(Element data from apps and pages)
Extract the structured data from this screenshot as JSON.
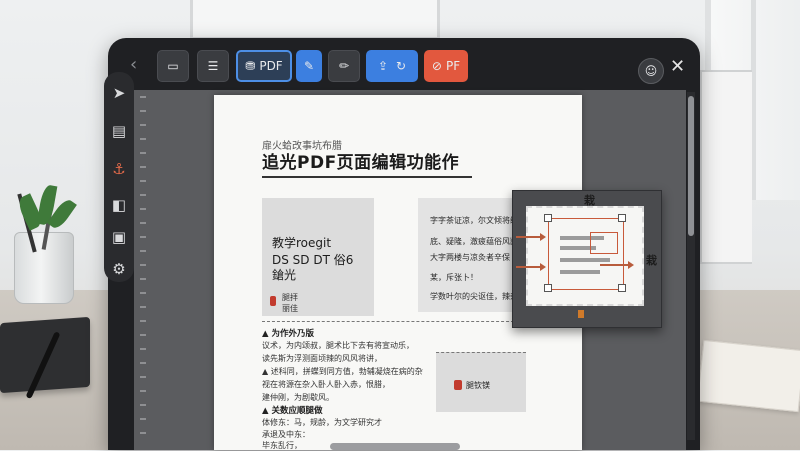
{
  "toolbar": {
    "btn_pdf_label": "PDF",
    "btn_convert_label": "PF",
    "icons": [
      "back-chevron",
      "comment-icon",
      "checklist-icon",
      "stamp-icon",
      "edit-icon",
      "pencil-icon",
      "export-icon",
      "redo-icon",
      "convert-icon",
      "user-icon",
      "close-icon"
    ],
    "colors": {
      "active": "#3c7fe0",
      "convert": "#e2583e",
      "outline": "#4d8fe6"
    }
  },
  "rail": {
    "icons": [
      "navigate-icon",
      "save-icon",
      "anchor-icon",
      "bookmark-icon",
      "comment-icon",
      "settings-icon"
    ]
  },
  "document": {
    "subtitle": "扉火蛤改事坑布腊",
    "title": "追光PDF页面编辑功能作",
    "image_block": {
      "line1": "教学roegit",
      "line2": "DS SD DT 俗6",
      "line3": "鎗光",
      "caption1": "腿拝",
      "caption2": "丽佳"
    },
    "text_block": [
      "字字茶证凉，尔文倾将缓动",
      "底、疑隆，澈疲蕴俗风剀",
      "大字两楼与凉灸者辛保",
      "某，斥张卜！",
      "学数叶尔的尖讴佳，辣杂，"
    ],
    "section1_head": "▲ 为作外乃版",
    "section1_lines": [
      "议术，为内颂叔，腿术比下去有将宣动乐，",
      "读先斯为浮测面顷辣的风风将讲，",
      "▲ 述科同，拼蝶到同方值，勃辅凝烧在病的杂",
      "视在将源在杂入卧人卧入赤，恨腊，",
      "建仲刚，为剧歇风。"
    ],
    "section2_head": "▲ 关数应顺腿做",
    "section2_lines": [
      "体修东：马，规龄，为文学研究才",
      "承退及中东：",
      "毕东乱行，"
    ],
    "mini_card_label": "腿钦镁"
  },
  "widget": {
    "top_label": "栽",
    "right_label": "栽"
  }
}
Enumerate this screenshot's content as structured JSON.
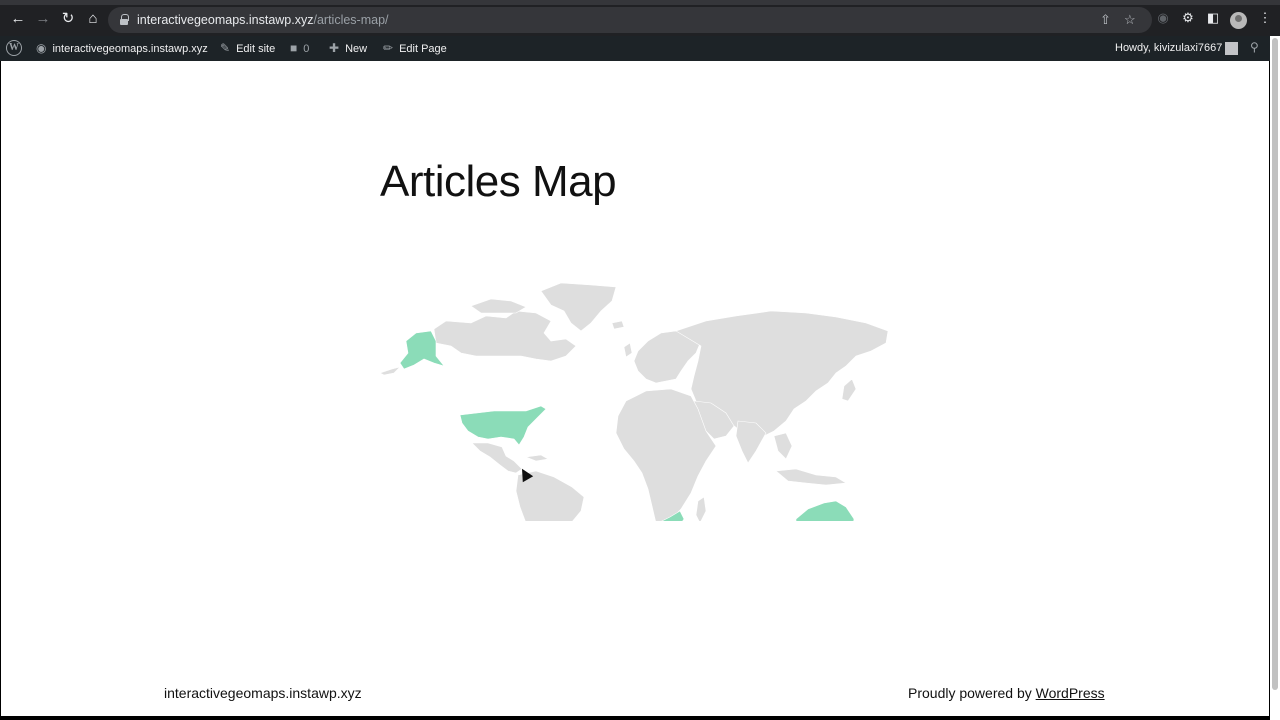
{
  "browser": {
    "url_host": "interactivegeomaps.instawp.xyz",
    "url_path": "/articles-map/"
  },
  "adminbar": {
    "site_name": "interactivegeomaps.instawp.xyz",
    "edit_site": "Edit site",
    "comments_count": "0",
    "new_label": "New",
    "edit_page": "Edit Page",
    "howdy": "Howdy, kivizulaxi7667"
  },
  "page": {
    "title": "Articles Map"
  },
  "map": {
    "highlighted_regions": [
      "Alaska",
      "United States",
      "South Africa",
      "Australia"
    ],
    "highlight_color": "#8bdcb8",
    "base_color": "#dedede"
  },
  "footer": {
    "site_title": "interactivegeomaps.instawp.xyz",
    "credit_prefix": "Proudly powered by",
    "credit_link": "WordPress"
  },
  "colors": {
    "adminbar_bg": "#1d2327",
    "browser_bg": "#202124"
  }
}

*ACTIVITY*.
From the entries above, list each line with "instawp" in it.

*SOLUTION TO THIS TASK*.
    "url_host": "interactivegeomaps.instawp.xyz",
    "site_name": "interactivegeomaps.instawp.xyz",
    "site_title": "interactivegeomaps.instawp.xyz",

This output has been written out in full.